Task input Block Start

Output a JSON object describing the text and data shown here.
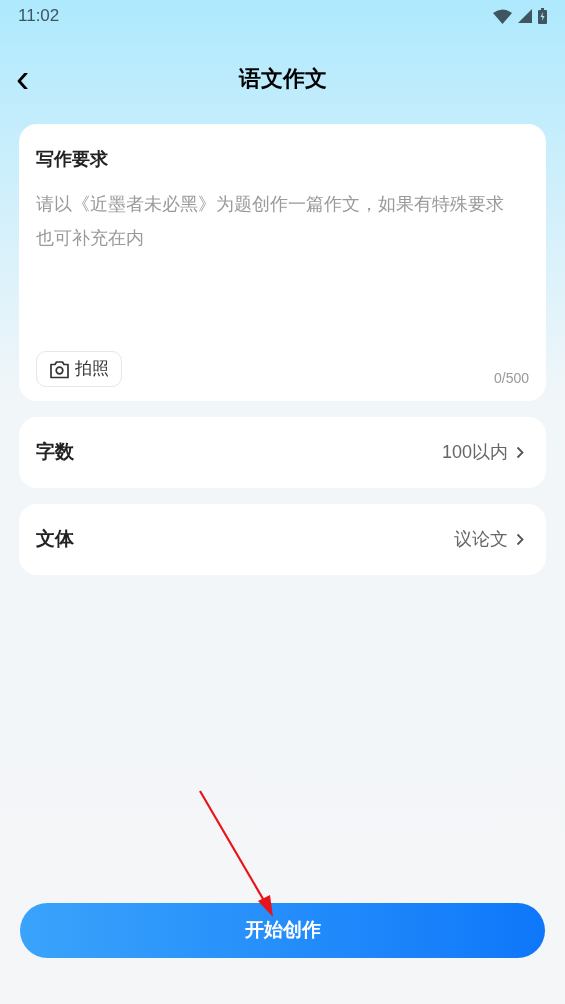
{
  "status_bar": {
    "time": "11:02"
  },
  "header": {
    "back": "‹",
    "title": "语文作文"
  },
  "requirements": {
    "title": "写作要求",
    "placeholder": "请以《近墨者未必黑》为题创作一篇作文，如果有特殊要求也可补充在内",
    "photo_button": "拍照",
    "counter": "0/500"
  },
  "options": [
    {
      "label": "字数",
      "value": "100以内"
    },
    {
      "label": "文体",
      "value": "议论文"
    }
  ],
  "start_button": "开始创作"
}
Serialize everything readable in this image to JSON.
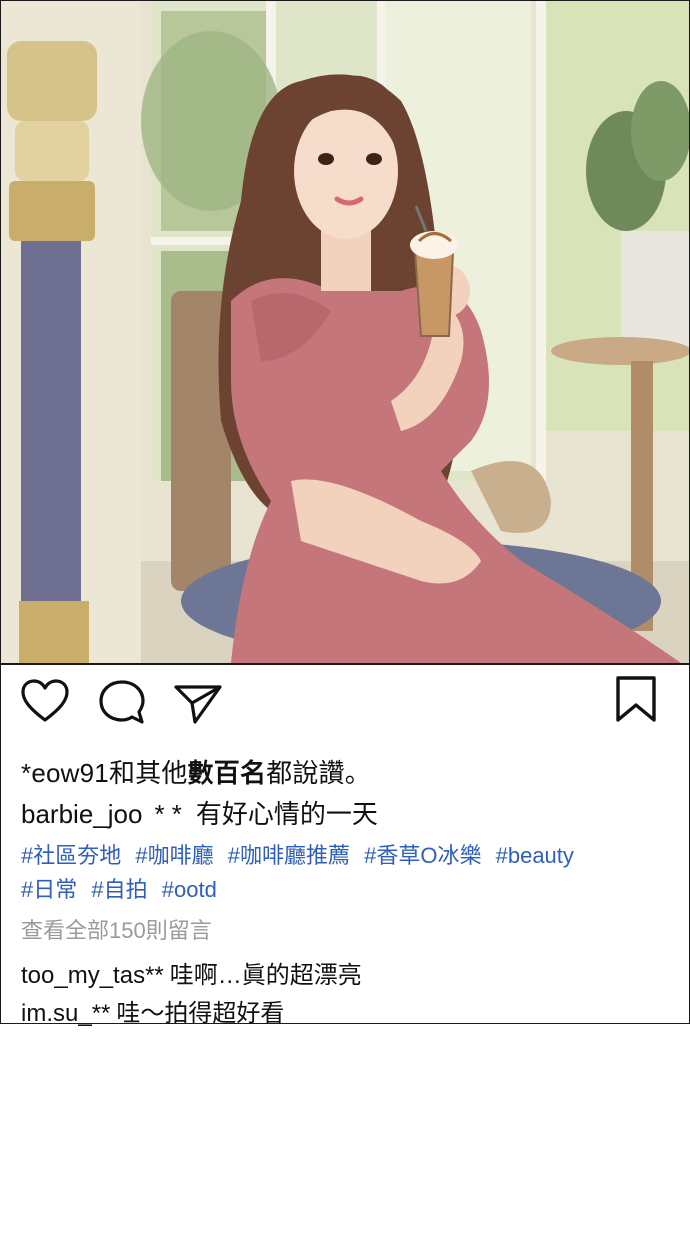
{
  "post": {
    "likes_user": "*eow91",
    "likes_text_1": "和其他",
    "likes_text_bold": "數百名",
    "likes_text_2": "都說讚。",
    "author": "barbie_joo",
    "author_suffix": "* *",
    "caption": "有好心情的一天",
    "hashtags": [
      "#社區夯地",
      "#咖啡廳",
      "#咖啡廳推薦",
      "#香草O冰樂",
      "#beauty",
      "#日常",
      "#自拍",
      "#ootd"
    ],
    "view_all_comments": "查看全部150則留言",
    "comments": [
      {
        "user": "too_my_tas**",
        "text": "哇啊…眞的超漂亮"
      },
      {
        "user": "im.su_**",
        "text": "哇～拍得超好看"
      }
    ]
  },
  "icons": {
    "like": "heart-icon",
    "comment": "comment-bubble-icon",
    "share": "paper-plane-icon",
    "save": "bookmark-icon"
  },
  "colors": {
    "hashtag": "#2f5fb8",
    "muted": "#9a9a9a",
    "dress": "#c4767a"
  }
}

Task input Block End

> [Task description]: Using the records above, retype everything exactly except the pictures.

> [Response area]:
Output a JSON object describing the text and data shown here.
{
  "status_bar": {
    "time": "11:02"
  },
  "header": {
    "back": "‹",
    "title": "语文作文"
  },
  "requirements": {
    "title": "写作要求",
    "placeholder": "请以《近墨者未必黑》为题创作一篇作文，如果有特殊要求也可补充在内",
    "photo_button": "拍照",
    "counter": "0/500"
  },
  "options": [
    {
      "label": "字数",
      "value": "100以内"
    },
    {
      "label": "文体",
      "value": "议论文"
    }
  ],
  "start_button": "开始创作"
}
Serialize everything readable in this image to JSON.
{
  "post": {
    "likes_user": "*eow91",
    "likes_text_1": "和其他",
    "likes_text_bold": "數百名",
    "likes_text_2": "都說讚。",
    "author": "barbie_joo",
    "author_suffix": "* *",
    "caption": "有好心情的一天",
    "hashtags": [
      "#社區夯地",
      "#咖啡廳",
      "#咖啡廳推薦",
      "#香草O冰樂",
      "#beauty",
      "#日常",
      "#自拍",
      "#ootd"
    ],
    "view_all_comments": "查看全部150則留言",
    "comments": [
      {
        "user": "too_my_tas**",
        "text": "哇啊…眞的超漂亮"
      },
      {
        "user": "im.su_**",
        "text": "哇～拍得超好看"
      }
    ]
  },
  "icons": {
    "like": "heart-icon",
    "comment": "comment-bubble-icon",
    "share": "paper-plane-icon",
    "save": "bookmark-icon"
  },
  "colors": {
    "hashtag": "#2f5fb8",
    "muted": "#9a9a9a",
    "dress": "#c4767a"
  }
}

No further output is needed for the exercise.